… and then there’s “Lua.” No one dies in “Lua.” Not yet, that is. It’s not clear that anyone’s life is in immediate danger. It’s about a couple heading out for the evening, but it sounds as though they’re nearing the end of their relationship. From the beginning, everything seems like a struggle – it’s freezing, the taxis aren’t stopping to pick us up, but we’re supposed to go to this stupid party, so let’s soldier on. This is not a fun couple anymore. You start to get the feeling that the narrator is just freaking done with all this, and the feeling has to be mutual, so why haven’t they just called it off?
And then there’s this part:
You’re looking skinny like a model
With your eyes all painted black
Keep going to the bathroom
Always say you’ll be right back
Well, it takes one to know one, kid
I think you’ve got it bad
But what’s so easy in the evening
By the morning’s such a drag
They’re together because they’re both addicts – that’s all. Somehow, that kind of thing – that symbiotic, mutually-agreed upon, downward spiral – is infinitely more depressing than disease or deceit or living on a cold island where it rains all the time and you’re constantly dealing with race memories of a lost empire. There’s a sense of inevitability about this song that makes the misery all the more real.
It sounds as if they’re nearing the end of their relationship – except they’re really not.
And, like all addictions – and, for that matter, all relationships – this one started because it seemed like a great idea at the time (“what’s so normal in the evening, by the morning seems insane.”) The way Conor Oberst plays the song on this track, too, on a simple ukelele, his voice barely above a whisper… even sounds like a hangover, as if raising his voice would just hurt too much.
And we don’t know what the addiction is, either. It could be drugs or bulimia. Both involve going to the bathroom a lot and being skinny. Whatever it is, it’s not going away anytime soon.
Dying can be a relief. Break-ups can be beneficial for both parties. Rain is beautiful. Sometimes, war is justified. Acts of injustice can make people realize what justice means. Even hearing about someone who died before their time can make us understand how important and fragile life really is.

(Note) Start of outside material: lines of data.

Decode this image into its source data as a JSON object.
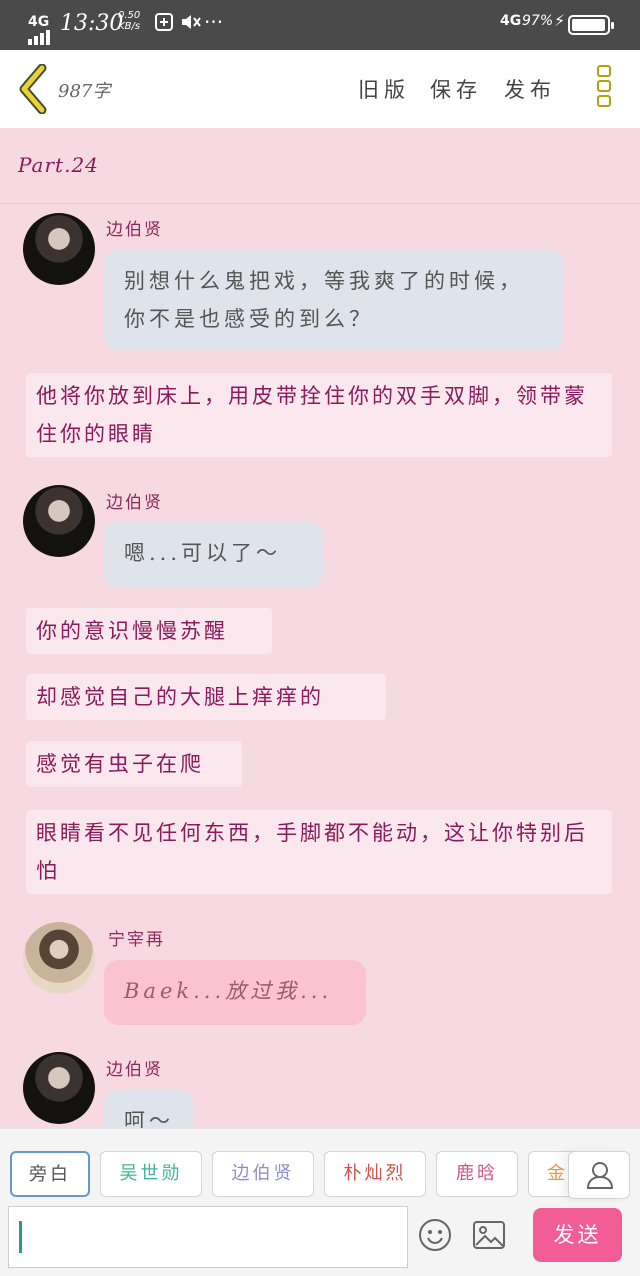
{
  "status_bar": {
    "network": "4G",
    "time": "13:30",
    "speed_value": "0.50",
    "speed_unit": "KB/s",
    "more": "···",
    "network_right": "4G",
    "battery": "97%",
    "battery_level": 0.97
  },
  "toolbar": {
    "word_count": "987字",
    "old_version": "旧版",
    "save": "保存",
    "publish": "发布"
  },
  "chapter": {
    "title": "Part.24"
  },
  "messages": [
    {
      "type": "character",
      "name": "边伯贤",
      "text": "别想什么鬼把戏，等我爽了的时候，你不是也感受的到么？"
    },
    {
      "type": "narration",
      "text": "他将你放到床上，用皮带拴住你的双手双脚，领带蒙住你的眼睛"
    },
    {
      "type": "character",
      "name": "边伯贤",
      "text": "嗯...可以了～"
    },
    {
      "type": "narration",
      "text": "你的意识慢慢苏醒"
    },
    {
      "type": "narration",
      "text": "却感觉自己的大腿上痒痒的"
    },
    {
      "type": "narration",
      "text": "感觉有虫子在爬"
    },
    {
      "type": "narration",
      "text": "眼睛看不见任何东西，手脚都不能动，这让你特别后怕"
    },
    {
      "type": "character",
      "name": "宁宰再",
      "text": "Baek...放过我..."
    },
    {
      "type": "character",
      "name": "边伯贤",
      "text": "呵～"
    }
  ],
  "roles": [
    {
      "label": "旁白",
      "color": "#555555"
    },
    {
      "label": "吴世勋",
      "color": "#3fb59a"
    },
    {
      "label": "边伯贤",
      "color": "#8e8ed0"
    },
    {
      "label": "朴灿烈",
      "color": "#d2524a"
    },
    {
      "label": "鹿晗",
      "color": "#d05a8c"
    },
    {
      "label": "金",
      "color": "#e49a4c"
    }
  ],
  "composer": {
    "send": "发送"
  },
  "colors": {
    "accent": "#f25d95",
    "narration": "#8b1a5a"
  },
  "icons": [
    "back-arrow-icon",
    "menu-icon",
    "person-icon",
    "smiley-icon",
    "image-icon"
  ]
}
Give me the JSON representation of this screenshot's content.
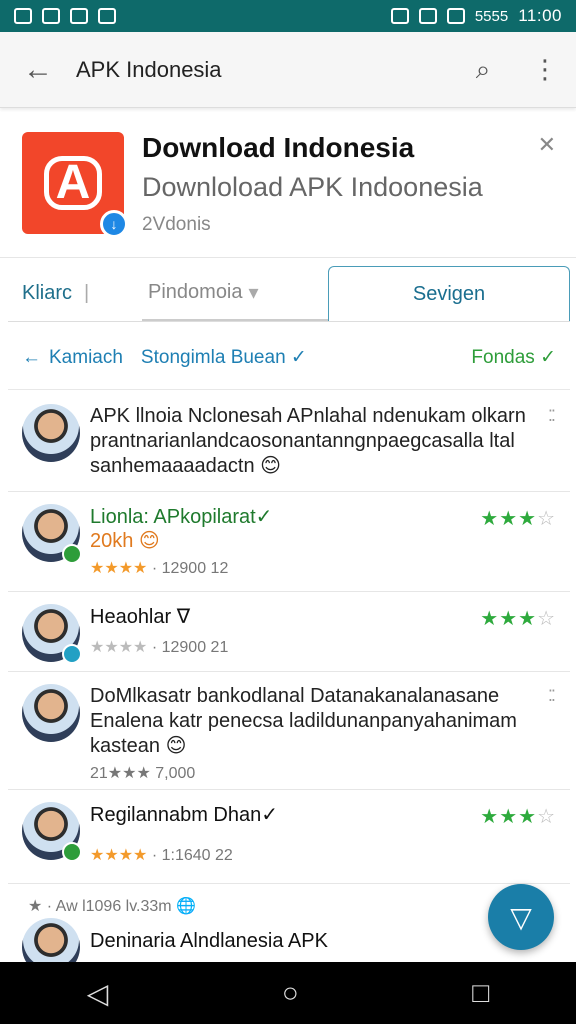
{
  "status_bar": {
    "time": "11:00",
    "network_label": "5555",
    "left_icons": [
      "notification-icon",
      "message-icon",
      "mail-icon",
      "app-icon"
    ],
    "right_icons": [
      "vibrate-icon",
      "wifi-icon",
      "data-icon",
      "signal-icon"
    ]
  },
  "app_bar": {
    "title": "APK Indonesia",
    "back_icon": "←",
    "search_icon": "⌕",
    "overflow_icon": "⋮"
  },
  "app_header": {
    "name": "Download Indonesia",
    "subtitle": "Downloload APK Indoonesia",
    "meta": "2Vdonis",
    "icon_glyph": "A",
    "badge_glyph": "↓",
    "close_icon": "✕"
  },
  "tabs": {
    "tab1": "Kliarc",
    "tab1_sep": "|",
    "tab2": "Pindomoia",
    "tab2_caret": "▾",
    "tab3": "Sevigen"
  },
  "filter": {
    "back_arrow": "←",
    "back_label": "Kamiach",
    "sort_label": "Stongimla Buean ✓",
    "right_label": "Fondas ✓"
  },
  "reviews": [
    {
      "text_line1": "APK llnoia Nclonesah APnlahal ndenukam olkarn",
      "text_line2": "prantnarianlandcaosonantanngnpaegcasalla ltal",
      "text_line3": "sanhemaaaadactn 😊",
      "dots": "⁚⁚"
    },
    {
      "title": "Lionla: APkopilarat✓",
      "highlight": "20kh 😊",
      "stars_meta": "★★★★",
      "meta": "· 12900  12",
      "rating": "★★★",
      "rating_empty": "☆"
    },
    {
      "title": "Heaohlar ∇",
      "stars_meta": "★★★★",
      "meta": "· 12900  21",
      "rating": "★★★",
      "rating_empty": "☆"
    },
    {
      "text_line1": "DoMlkasatr bankodlanal Datanakanalanasane",
      "text_line2": "Enalena katr penecsa ladildunanpanyahanimam",
      "text_line3": "kastean 😊",
      "meta": "21★★★  7,000",
      "dots": "⁚⁚"
    },
    {
      "title": "Regilannabm Dhan✓",
      "stars_meta": "★★★★",
      "meta": "· 1:1640  22",
      "rating": "★★★",
      "rating_empty": "☆"
    },
    {
      "meta": "★ · Aw  l1096   lv.33m 🌐",
      "title": "Deninaria Alndlanesia APK"
    }
  ],
  "fab_icon": "▽",
  "nav": {
    "back": "◁",
    "home": "○",
    "recents": "□"
  }
}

But real sadness is when you think – no, know – that nothing is ever, ever going to get any better. You’re stuck, and you’re pretty sure it’s all your fault. Because what was simple in the moonlight, by the morning never is.
That’s why “Lua” makes me sad.